Eoin Butler: writer, journalist and Mayoman of the Year

Tripping Along The Ledge


Published: Irish Times, September 3 2009


So you’re finally moving into a place of your own? Congratulations, first and foremost. In a world that never fails to deliver its share of letdowns and crushing disappointments, this is one rite of passage that actually lives up to the hype. Before outlining some of the comparatively minor pitfalls that may lie ahead, it is worth taking stock again of what precisely you stand to gain. For the first time in your entire life, you’ll have the right to walk through your own front door at any time, with any person and in whatever, ahem, spirits you so choose. In theory, the novelty of this new found freedom may begin to fade over time. But ten years after this writer flew the coop myself, I really cannot say that it has. Being answerable to no one is a blast. I cannot recommend highly enough.

Naturally though, one doesn’t share rented accommodation for a decade without picking up a few tips. The following are ten snippets of this writer’s hard-earned wisdom.

1. Be a considerate housemate.
Cohabiting is a crapshoot, quite frankly. There’s really no telling in advance whether you’re going to get along with another person or not. But treating your new housemates with consideration is a good step towards minimising friction. This means respecting their privacy, cleaning up after yourself and not disturbing them late at night. Or so I’m often reminded.

2. Ask prospective flatemates if they own an acoustic guitar they are not really able to play.
There are many prescient questions one might profitably put to prospective housemates. ‘Would you categorize hurling as an indoor or outdoor pursuit?’ ‘Do you have a bizarre predilection for the music of Cat Stevens?’ ‘Have you got scabies?’ But there’s no point in being too fussy about these things. Life (and cohabiting) is about compromise. Idiosyncrasies can, by and large, be tolerated, neuroses accommodated and infectious irritations treated.

But with the tuneless troubadour there can be no compromise. If his artless strumming while watching TV doesn’t drive you over the edge, just wait until you’re entertaining guests.

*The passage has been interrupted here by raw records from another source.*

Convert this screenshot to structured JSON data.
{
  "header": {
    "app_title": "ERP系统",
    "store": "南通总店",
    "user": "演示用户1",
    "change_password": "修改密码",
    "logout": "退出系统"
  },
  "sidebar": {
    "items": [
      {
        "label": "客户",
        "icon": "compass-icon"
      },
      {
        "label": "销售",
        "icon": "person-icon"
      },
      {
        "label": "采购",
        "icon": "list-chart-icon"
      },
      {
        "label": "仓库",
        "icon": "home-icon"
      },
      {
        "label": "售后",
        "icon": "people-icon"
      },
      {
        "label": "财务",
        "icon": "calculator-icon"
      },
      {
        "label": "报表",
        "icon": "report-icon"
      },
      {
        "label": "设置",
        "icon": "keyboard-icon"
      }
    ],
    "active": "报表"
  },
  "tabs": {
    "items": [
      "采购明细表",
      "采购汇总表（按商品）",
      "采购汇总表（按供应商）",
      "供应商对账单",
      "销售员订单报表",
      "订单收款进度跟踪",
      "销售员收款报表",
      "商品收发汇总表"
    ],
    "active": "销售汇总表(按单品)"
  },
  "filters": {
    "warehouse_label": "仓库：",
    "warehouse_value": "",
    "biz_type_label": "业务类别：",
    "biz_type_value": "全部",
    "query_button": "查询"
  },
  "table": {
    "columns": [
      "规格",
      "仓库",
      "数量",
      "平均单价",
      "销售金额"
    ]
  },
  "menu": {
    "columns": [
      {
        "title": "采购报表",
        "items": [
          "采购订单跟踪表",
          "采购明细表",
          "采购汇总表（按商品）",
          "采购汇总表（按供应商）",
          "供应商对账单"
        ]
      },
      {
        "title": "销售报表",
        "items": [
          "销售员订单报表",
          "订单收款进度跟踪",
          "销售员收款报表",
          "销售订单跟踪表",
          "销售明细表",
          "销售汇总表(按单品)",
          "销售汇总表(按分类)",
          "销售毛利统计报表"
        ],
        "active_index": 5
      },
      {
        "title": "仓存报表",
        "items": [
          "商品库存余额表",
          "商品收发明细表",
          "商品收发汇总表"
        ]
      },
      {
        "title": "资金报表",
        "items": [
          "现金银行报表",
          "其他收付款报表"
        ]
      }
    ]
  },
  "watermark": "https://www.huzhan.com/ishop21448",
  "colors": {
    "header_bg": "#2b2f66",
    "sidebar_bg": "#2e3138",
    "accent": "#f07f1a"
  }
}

Nothing kills a party faster than some idiot from Athlone singing Redemption Song in a fake Jamaican accent. Believe me.

3. Look for housemates your own age.
College is all about broadening your horizons. But that philosophy does not necessarily extend to choosing who you’ll share a bathroom for a year. Students your own age will make by far the most agreeable housemates. A carefree fresher and a stressed-out final year Med student, on the other hand, will quickly step on each other’s toes.

4. Don’t ‘borrow’ your housemates’ food/beverages/cosmetics.
Or if you absolutely must, don’t go overboard. And, for God’s sake, cover your tracks!

5. Don’t leave bitchy post-it notes.
The bitchy post-it note is the death knell for a healthy domestic atmosphere. If a problem arises, raise the issue with your housemate in person in a calm and reasonable manner. Or have it out with her in a hysterical screaming match. Just don’t leave bitchy post-it notes. They’re definitely not cool.

6. Don’t move in with someone because you’re attracted to them.
Its incredible how often young guys, in particular, make this mistake. Your most likely fate, lads, is endless months making cups of tea and undertaking late night trips to Spar at the behest of a girl who is either blissfully unaware (or taking cruel advantage) of your feelings towards her. And that’s about the least messy outcome you can expect…

7. Invite the neighbours.
The best student parties are ones that take place in some other poor sap’s house. But, if you must throw one, set aside one room in which to store anything in the house that you wouldn’t wish to see damaged, stolen or used as an ashtray. And lock the door. As a final precaution, invite all of your neighbours along. Don’t worry, they won’t come. But as long as the noise doesn’t get outrageously out of hand, they’ll also be too embarrassed to complain.

8. Relations with your landlord will be adversarial.
Inevitable really, given that the interests of the fun-loving fresher and the beleaguered property owner are diametrically opposed. For students, the ideal landlord is a wealthy professional who owns multiple properties and lives far, far away. He’ll tend not to breathe down your neck too much. Also, it never hurts to, you know, pay your rent on time and not wreck the gaff if you can avoid it at all.

9. When you move in, document everything.
There’s an unavoidable day of reckoning coming up next May, when you’ll have to attempt to reclaim (some portion of) your deposit. It’s going to be an ordeal. But your cause will be greatly assisted if you have photographic evidence documenting the condition of the house when you moved in. This writer was once penalised for damage caused to a set of curtains. When confronted with photographic evidence that the same hole had already been there back in September, the landlady conceded that, yes, it had been. But it hadn’t been quite as large.

The same lady failed to notice that the bathroom sink was being held up by a chair. Happy, happy days…

10. Enjoy yourself!
D’uh. Of course you will.

* The day this piece was published, I had texts and emails from a couple of people asking whether they were the inspiration for the accoustic guitar bit. I told each of them that it couldn’t have been, since the article clearly specifies a bad guitarist… Suckers!